If the US military tries to invade North Korea again, Beijing, obsessed with internal stability, after 35 years of Japanese occupation, would almost certainly not tolerate millions of refugees crossing into northern China.
From a Chinese perspective, it would be far better for those refugees to stay in North Korea. In the event of regime collapse, we could see the three People’s Liberation Army (PLA) armies in the country’s Northern Theater Command move south.
One option is to create a buffer zone in North Korea, but that would not solve the problem of political and economic instability. The most likely scenario is that China launches an all-out invasion to help Pyongyang defend its sovereign territory.
Of the sixteen armored, mechanized, infantry and artillery corps that make up the Korea People’s Army (KPA), only two are deployed along the Sino-Korean border.
Three more corps are stationed in and around Pyongyang, while nearly 70% of the KPA is stationed south of the Pyongyang/Wonsan line, sited to support a cross-border attack against South Korea.
China’s Northern Theater Command ground forces consist of the 78th, 79th and 80th Armies. These armies are what would be considered corps in the U.S. Army, collectively controlling eighteen combined arms brigades supported by three special operations, three aviation, three artillery and three engineering brigades.
This gives the PLA a powerful force equivalent, at least on paper, to roughly five or six U.S. combat divisions. Supported by the two air attack divisions of the Chinese Air Force assigned to the Northern Command, the three PLA armies could quickly cross the border and march south into the KPA’s strategic rear.
However, it’s difficult to foretell how well the PLA would do in wartime. The last time the Chinese Army engaged in such large scale combat was the Sino-Vietnamese War of 1979.
Using inferior, outdated tactics, China’s ground forces suffered heavy casualties against their battle-hardened Vietnamese opponents, and Chinese leader Deng Xiaoping vowed never to repeat such a costly war.
The PLA of today however is a completely different beast.
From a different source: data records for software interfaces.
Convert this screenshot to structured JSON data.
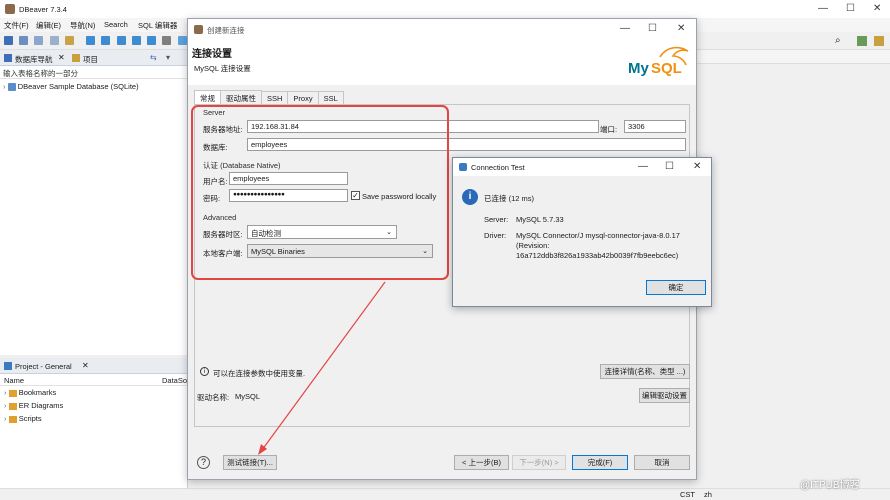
{
  "app": {
    "title": "DBeaver 7.3.4",
    "menu": [
      "文件(F)",
      "编辑(E)",
      "导航(N)",
      "Search",
      "SQL 编辑器"
    ]
  },
  "navigator": {
    "tabs": [
      "数据库导航",
      "项目"
    ],
    "filter_placeholder": "输入表格名称的一部分",
    "tree_item": "DBeaver Sample Database (SQLite)"
  },
  "project": {
    "title": "Project - General",
    "col_name": "Name",
    "col_datasource": "DataSo",
    "items": [
      "Bookmarks",
      "ER Diagrams",
      "Scripts"
    ]
  },
  "status": {
    "cst": "CST",
    "lang": "zh"
  },
  "watermark": "@ITPUB博客",
  "dialog": {
    "window_title": "创建新连接",
    "heading": "连接设置",
    "subheading": "MySQL 连接设置",
    "logo_text": "MySQL",
    "tabs": [
      "常规",
      "驱动属性",
      "SSH",
      "Proxy",
      "SSL"
    ],
    "server_group": "Server",
    "host_label": "服务器地址:",
    "host_value": "192.168.31.84",
    "port_label": "端口:",
    "port_value": "3306",
    "db_label": "数据库:",
    "db_value": "employees",
    "auth_group": "认证 (Database Native)",
    "user_label": "用户名:",
    "user_value": "employees",
    "pass_label": "密码:",
    "pass_value": "●●●●●●●●●●●●●●●",
    "save_password_label": "Save password locally",
    "save_password_checked": true,
    "advanced_group": "Advanced",
    "timezone_label": "服务器时区:",
    "timezone_value": "自动检测",
    "client_label": "本地客户端:",
    "client_value": "MySQL Binaries",
    "info_text": "可以在连接参数中使用变量.",
    "conn_detail_button": "连接详情(名称、类型 ...)",
    "driver_label": "驱动名称:",
    "driver_value": "MySQL",
    "edit_driver_button": "编辑驱动设置",
    "test_button": "测试链接(T)...",
    "back_button": "< 上一步(B)",
    "next_button": "下一步(N) >",
    "finish_button": "完成(F)",
    "cancel_button": "取消"
  },
  "conn_test": {
    "title": "Connection Test",
    "message": "已连接 (12 ms)",
    "server_label": "Server:",
    "server_value": "MySQL 5.7.33",
    "driver_label": "Driver:",
    "driver_line1": "MySQL Connector/J mysql-connector-java-8.0.17",
    "driver_line2": "(Revision:",
    "driver_line3": "16a712ddb3f826a1933ab42b0039f7fb9eebc6ec)",
    "ok_button": "确定"
  },
  "colors": {
    "accent": "#0078d7",
    "highlight_box": "#e34444",
    "mysql_blue": "#00758f",
    "mysql_orange": "#f29111"
  }
}
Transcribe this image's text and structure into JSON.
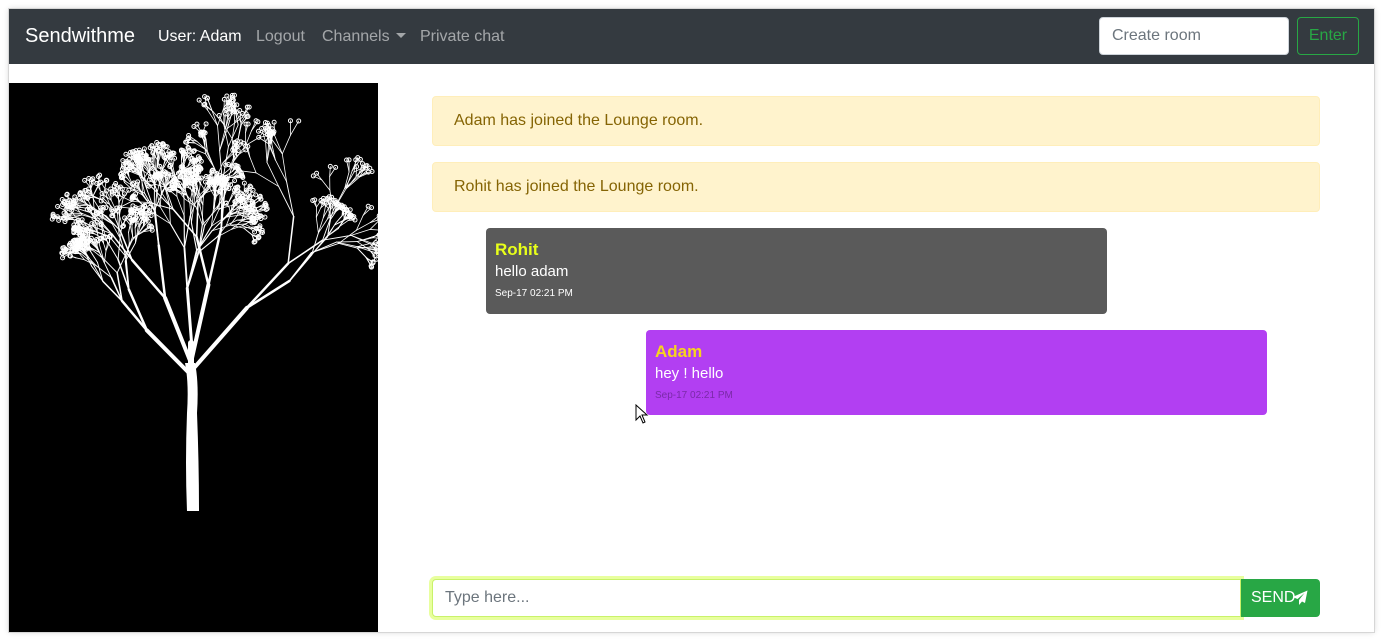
{
  "navbar": {
    "brand": "Sendwithme",
    "user_label": "User: Adam",
    "logout": "Logout",
    "channels": "Channels",
    "private_chat": "Private chat",
    "create_room_placeholder": "Create room",
    "enter_button": "Enter"
  },
  "sidebar_image": {
    "icon": "tree-illustration"
  },
  "chat": {
    "notifications": [
      "Adam has joined the Lounge room.",
      "Rohit has joined the Lounge room."
    ],
    "messages": [
      {
        "author": "Rohit",
        "text": "hello adam",
        "time": "Sep-17 02:21 PM"
      },
      {
        "author": "Adam",
        "text": "hey ! hello",
        "time": "Sep-17 02:21 PM"
      }
    ],
    "input_placeholder": "Type here...",
    "send_button": "SEND",
    "send_icon": "paper-plane-icon"
  },
  "colors": {
    "navbar_bg": "#343a40",
    "alert_bg": "#fff3cd",
    "alert_text": "#856404",
    "rohit_bubble": "#5a5a5a",
    "rohit_name": "#e8ff1a",
    "adam_bubble": "#b23ff2",
    "adam_name": "#f7d41e",
    "success": "#28a745"
  }
}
While the PLA lacks the institutional skill of the battle-tested assassins of the U.S. Army, it is certainly better than the Japanese Army.
The army has modernized both its equipment and military doctrine—Xi Jinping’s repeated calls to be “combat ready”, often interpreted as outwardly aggressive, are more likely to be exhortations toward general readiness and against corruption in the ranks.
A recent and pervasive emphasis on high speed, mechanized warfare will pay the PLA dividends in a drive on Pyongyang.
The most dangerous aspect of a Chinese liberation of North Korea is if it is launched concurrent with a U.S. and South Korean assault northward from the demilitarized zone.
While the USA and South Korea would operate with the same objectives in mind, they would likely be very different from China’s. The possibility of fighting breaking out between those armies marching north and those marching south would be very real.
Barring a total collapse of the Pyongyang regime, China is unlikely to invade North Korea. The economic, political, and military costs outweigh the benefits — at least for now.
That having been said, if the calculus changes China maintains the forces, just over the border, to decisively intervene in its smaller neighbor. Whether China, South Korea, or anyone is ready for the outcome remains a very good question.
North Korea will however try to avoid millions of casualties, like what happened during the 1950-53 Korean War, when the US military carpet bombed North Korea killing nearly 7 million people.
National Interest / ABC Flash Point News 2020.